Since 1984, environmental attorney Robert F. Kennedy Jr. has brought hundreds of lawsuits against polluters in the Hudson River Valley on behalf of the Waterkeepers Alliance. As a result, the once polluted Hudson has become a remarkable story of successful environmental remediation. Kennedy spoke with Thomas P. Healy from Cape Cod.
HEALY: What's the key to Riverkeepers' success?
KENNEDY: What the Riverkeepers do primarily is to enforce the law. In each of the federal statutes, Congress inserted a provision that says that when the state and federal agencies fail to enforce the laws, any citizen can step into the shoes of the U.S. Attorney and prosecute a federal lawbreaker.
Author, educator and civil rights activist Howard Zinn is perhaps best known for his book A People's History of the United States, which remains a bestseller more than 20 years after its release. A leading figure in the Vietnam War protest movement, Zinn toured campuses around the country lecturing at teach-ins -- a practice he has continued since his retirement from Boston University in 1988.
Now 80, ill health has led him to cancel speaking engagements this fall, including one scheduled for October at Manchester College in North Manchester, Ind. In honor of Zinn's service to the Peace Movement, The Bloomington Alternative offers excerpts from a July interview with Zinn conducted by Thomas P. Healy.
President George W. Bush is scheduled to attend a fundraiser in Indianapolis on Friday, Sept. 5, and will reportedly speak about the national economy. Given the dismal state of fiscal affairs, his past assertions on the subject deserve more scrutiny than they received during his last visit.
Bush touted his "jobs and economic growth" package at the Indiana State Fairgrounds on May 15, but it turned out to be a tax cut for the wealthiest Americans and a benefits cut for military veterans, among others. Alas, mainstream media didn't "run the numbers" to analyze the potential effects of Bush's proposals, choosing instead to focus on the fact that the President's handlers made men on stage remove their ties. (For more information on Bush's May visit, see Baloney and Crumbs.)
Arriving at the front door of the Marriott with highly visible credentials, I got stuck behind a woman in a wheelchair whose access to the automatic doors was being blocked by a large Indiana State Police trooper. "I'm sorry ma'am, we're in lockdown," he said.
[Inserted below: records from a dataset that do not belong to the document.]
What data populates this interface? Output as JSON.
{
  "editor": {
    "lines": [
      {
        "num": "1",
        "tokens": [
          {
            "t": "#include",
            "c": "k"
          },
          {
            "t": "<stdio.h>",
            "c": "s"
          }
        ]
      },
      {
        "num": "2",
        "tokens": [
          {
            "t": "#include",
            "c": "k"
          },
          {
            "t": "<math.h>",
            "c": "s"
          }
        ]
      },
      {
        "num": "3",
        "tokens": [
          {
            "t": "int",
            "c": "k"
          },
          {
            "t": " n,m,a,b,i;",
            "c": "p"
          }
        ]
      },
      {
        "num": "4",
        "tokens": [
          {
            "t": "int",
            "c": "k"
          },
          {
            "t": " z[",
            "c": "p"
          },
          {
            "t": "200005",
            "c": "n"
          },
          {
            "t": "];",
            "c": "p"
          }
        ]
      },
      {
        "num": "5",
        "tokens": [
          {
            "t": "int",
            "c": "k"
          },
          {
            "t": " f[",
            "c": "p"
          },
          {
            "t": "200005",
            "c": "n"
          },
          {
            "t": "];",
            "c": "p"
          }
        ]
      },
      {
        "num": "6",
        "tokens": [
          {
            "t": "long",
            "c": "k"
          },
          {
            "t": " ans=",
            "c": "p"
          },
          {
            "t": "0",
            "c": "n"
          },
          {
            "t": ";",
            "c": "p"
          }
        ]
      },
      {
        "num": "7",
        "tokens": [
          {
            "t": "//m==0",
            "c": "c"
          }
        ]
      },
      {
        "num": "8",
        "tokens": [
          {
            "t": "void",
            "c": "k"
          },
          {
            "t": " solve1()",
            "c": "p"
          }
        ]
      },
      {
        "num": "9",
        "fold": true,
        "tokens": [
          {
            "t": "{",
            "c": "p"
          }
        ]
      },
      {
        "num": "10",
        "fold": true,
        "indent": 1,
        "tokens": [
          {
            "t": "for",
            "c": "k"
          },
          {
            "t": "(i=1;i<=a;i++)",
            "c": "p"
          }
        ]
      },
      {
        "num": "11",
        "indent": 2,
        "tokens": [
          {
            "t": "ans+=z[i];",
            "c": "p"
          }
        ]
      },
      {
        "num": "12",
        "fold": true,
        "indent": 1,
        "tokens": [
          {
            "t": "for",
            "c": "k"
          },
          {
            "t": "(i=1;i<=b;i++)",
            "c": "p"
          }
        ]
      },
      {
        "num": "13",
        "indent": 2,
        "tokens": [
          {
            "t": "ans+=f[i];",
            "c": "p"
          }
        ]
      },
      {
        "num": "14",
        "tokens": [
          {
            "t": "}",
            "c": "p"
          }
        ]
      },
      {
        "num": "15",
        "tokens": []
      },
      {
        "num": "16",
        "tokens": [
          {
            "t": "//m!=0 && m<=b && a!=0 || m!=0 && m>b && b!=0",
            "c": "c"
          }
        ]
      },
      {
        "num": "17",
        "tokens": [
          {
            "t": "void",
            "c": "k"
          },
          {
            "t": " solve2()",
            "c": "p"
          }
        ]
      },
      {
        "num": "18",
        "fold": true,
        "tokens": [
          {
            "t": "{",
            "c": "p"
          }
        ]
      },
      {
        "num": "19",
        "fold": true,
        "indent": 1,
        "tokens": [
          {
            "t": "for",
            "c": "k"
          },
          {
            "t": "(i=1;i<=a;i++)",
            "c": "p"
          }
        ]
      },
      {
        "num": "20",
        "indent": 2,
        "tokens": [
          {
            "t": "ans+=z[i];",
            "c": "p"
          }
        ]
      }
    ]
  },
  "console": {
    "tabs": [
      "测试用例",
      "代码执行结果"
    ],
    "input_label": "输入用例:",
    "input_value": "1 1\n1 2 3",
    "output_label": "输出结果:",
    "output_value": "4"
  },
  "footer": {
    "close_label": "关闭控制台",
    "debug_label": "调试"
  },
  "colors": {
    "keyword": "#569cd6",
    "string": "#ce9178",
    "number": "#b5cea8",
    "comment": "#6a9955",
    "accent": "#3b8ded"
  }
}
"I'm a guest in this hotel," she said evenly, and held up her room key. "I'm sorry," he replied and stood firm. Behind him the doors were being pulled shut and a plainclothes security man was waiving his hand in front of the door sensor. It didn't open. Lots of serious-looking men in suits were speaking into their wrists. The woman finally got the attention of the concierge and she was permitted to enter.
Reeling from the combined effects of a dismal U.S. economy and a costly war in Iraq, increased concerns about homeland security and energy transmission networks, rising healthcare costs and lowered revenues, 32 governors of the American states, commonwealths and territories converged on Indianapolis Aug. 16 for the 95th annual meeting of the National Governors Association (NGA).
Indiana Governor Frank O'Bannon welcomed his colleagues at the official opening ceremony on the grounds of White River State Park. "This is a historic day for our capital city and for the entire state of Indiana," he said. The event marks the first time in the history of the association that the annual meeting has been held in Indianapolis.